Structural and Functional Characterization of the Fat-Derived Anti-Diabetic Hormone Adiponectin
Abstract (Summary)Restricted Item. Print thesis available in the University of Auckland Library or available through Inter-Library Loan. l. The fat-derived hormone, adiponectin, has recently been shown to be a key factor that links obesity with its related metabolic syndromes, such as Type 2 diabetes and atherosclerosis. Functional studies by other groups demonstrated that this novel hormone has direct anti-diabetic, anti-atherogenic and anti-inflammatory functions. This study describes the use of a modern proteomics-based approach to identify and characterize multiple posttranslationally modified isoforms of adiponectin secreted from adipocytes. 2. Two-dimensional gel electrophoresis and NH2-terminal amino acid sequencing revealed that adiponectin secreted from 3T3-L1 adipocytes existed as eight isoforms with different molecular weights and pI values.

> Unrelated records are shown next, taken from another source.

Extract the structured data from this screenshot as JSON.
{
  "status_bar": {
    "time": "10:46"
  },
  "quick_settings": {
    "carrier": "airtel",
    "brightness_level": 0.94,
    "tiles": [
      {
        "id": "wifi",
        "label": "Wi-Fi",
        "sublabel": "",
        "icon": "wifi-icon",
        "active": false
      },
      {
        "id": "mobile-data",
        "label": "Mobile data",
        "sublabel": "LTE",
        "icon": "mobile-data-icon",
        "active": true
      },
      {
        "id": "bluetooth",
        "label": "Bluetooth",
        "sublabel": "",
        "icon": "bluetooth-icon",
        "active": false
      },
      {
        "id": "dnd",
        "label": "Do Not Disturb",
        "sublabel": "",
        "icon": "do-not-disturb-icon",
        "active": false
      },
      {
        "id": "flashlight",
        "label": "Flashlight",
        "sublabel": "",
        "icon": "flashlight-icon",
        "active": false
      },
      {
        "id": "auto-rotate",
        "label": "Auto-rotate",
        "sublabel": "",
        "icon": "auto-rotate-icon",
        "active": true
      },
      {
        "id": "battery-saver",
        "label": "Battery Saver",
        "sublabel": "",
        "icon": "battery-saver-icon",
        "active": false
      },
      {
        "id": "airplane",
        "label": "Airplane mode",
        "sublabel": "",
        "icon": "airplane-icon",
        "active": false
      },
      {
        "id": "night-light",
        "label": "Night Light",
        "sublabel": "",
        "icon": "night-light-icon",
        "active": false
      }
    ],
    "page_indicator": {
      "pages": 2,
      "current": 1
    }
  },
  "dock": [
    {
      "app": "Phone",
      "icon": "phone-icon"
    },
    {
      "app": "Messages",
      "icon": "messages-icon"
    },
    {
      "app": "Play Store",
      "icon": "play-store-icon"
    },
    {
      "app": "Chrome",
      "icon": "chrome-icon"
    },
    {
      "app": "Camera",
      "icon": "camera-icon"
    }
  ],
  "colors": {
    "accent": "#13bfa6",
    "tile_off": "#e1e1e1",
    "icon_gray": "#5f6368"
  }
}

Carbohydrate detection demonstrated that six of the adiponectin isoforms are glycosylated, whereas bacterially produced adiponectin has no such modifications. 3. The glycosylation sites were mapped to several conserved lysines (residues 68, 71, 80 and 104) located within the collagenous domain of adiponectin, each having a surrounding motif of GXKGE(D). Analysis using mass spectrometry, reversed phase HPLC and amino acid analyzer showed that these four lysines were hydroxylated and subsequently glycosylated possibly by a glucosylgalactosyl group. Mutational studies revealed that replacement of these four lysines by arginines largely abolished glycosylation of adiponectin, suggesting that glycosylation mainly occurs on these four lysine residues. 4. Ex vivo functional studies demonstrated that full-length adiponectin produced by mammalian cells potently enhanced the ability of subphysiological concentrations of insulin to inhibit glucose production in primary rat hepatocytes. This insulinsensitizing activity was dramatically attenuated when the four-glycosylated hydroxylysines were substituted by arginines. Bacterially generated full-length adiponectin that lacks posttranslational modifications has little activity with respect to inhibition of hepatic glucose production. 5. Endogenous circulating adiponectin purified from fetal bovine serum also existed as multiple posttranslationally modified isoforms. Preliminary analysis using Q-STAR® MS/MS analysis confirmed that hydroxylation and glycosylation also occurred on this protein. Studies in C57BL/6J mice demonstrated that endogenous bovine adiponectin with proper posttranslational modifications, is much more potent than bacterially generated adiponectin in decreasing blood glucose levels and in enhancing lipid clearance after a high fat meal. 6. These results collectively suggest that full-length adiponectin with proper posttranslational modification is a functionally active insulin-sensitizer, and that hydroxylation and glycosylation of the four lysine residues within its collagenous domain contribute to this activity.
School Location:New Zealand
Source Type:Master's Thesis
Date of Publication:01/01/2003